====== Given records ======

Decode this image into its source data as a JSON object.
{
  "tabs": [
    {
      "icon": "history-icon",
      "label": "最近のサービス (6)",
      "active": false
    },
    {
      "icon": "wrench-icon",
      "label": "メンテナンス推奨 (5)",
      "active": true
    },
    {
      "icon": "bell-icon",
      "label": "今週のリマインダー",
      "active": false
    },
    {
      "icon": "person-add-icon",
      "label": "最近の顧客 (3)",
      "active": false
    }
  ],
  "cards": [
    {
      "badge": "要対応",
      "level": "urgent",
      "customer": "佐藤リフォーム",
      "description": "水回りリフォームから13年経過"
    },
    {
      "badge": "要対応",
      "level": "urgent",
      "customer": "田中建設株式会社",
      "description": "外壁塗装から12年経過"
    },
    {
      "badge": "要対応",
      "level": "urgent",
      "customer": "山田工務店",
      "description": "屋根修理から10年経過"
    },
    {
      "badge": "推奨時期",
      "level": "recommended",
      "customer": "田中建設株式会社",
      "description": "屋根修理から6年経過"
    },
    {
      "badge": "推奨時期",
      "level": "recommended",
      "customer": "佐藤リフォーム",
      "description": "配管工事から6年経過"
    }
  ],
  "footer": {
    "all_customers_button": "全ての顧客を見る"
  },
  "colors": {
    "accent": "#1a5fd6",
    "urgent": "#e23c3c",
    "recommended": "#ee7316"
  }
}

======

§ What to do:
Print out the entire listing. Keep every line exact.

§ Exercise response:
Decode this image into its source data as a JSON object.
{
  "tabs": [
    {
      "icon": "history-icon",
      "label": "最近のサービス (6)",
      "active": false
    },
    {
      "icon": "wrench-icon",
      "label": "メンテナンス推奨 (5)",
      "active": true
    },
    {
      "icon": "bell-icon",
      "label": "今週のリマインダー",
      "active": false
    },
    {
      "icon": "person-add-icon",
      "label": "最近の顧客 (3)",
      "active": false
    }
  ],
  "cards": [
    {
      "badge": "要対応",
      "level": "urgent",
      "customer": "佐藤リフォーム",
      "description": "水回りリフォームから13年経過"
    },
    {
      "badge": "要対応",
      "level": "urgent",
      "customer": "田中建設株式会社",
      "description": "外壁塗装から12年経過"
    },
    {
      "badge": "要対応",
      "level": "urgent",
      "customer": "山田工務店",
      "description": "屋根修理から10年経過"
    },
    {
      "badge": "推奨時期",
      "level": "recommended",
      "customer": "田中建設株式会社",
      "description": "屋根修理から6年経過"
    },
    {
      "badge": "推奨時期",
      "level": "recommended",
      "customer": "佐藤リフォーム",
      "description": "配管工事から6年経過"
    }
  ],
  "footer": {
    "all_customers_button": "全ての顧客を見る"
  },
  "colors": {
    "accent": "#1a5fd6",
    "urgent": "#e23c3c",
    "recommended": "#ee7316"
  }
}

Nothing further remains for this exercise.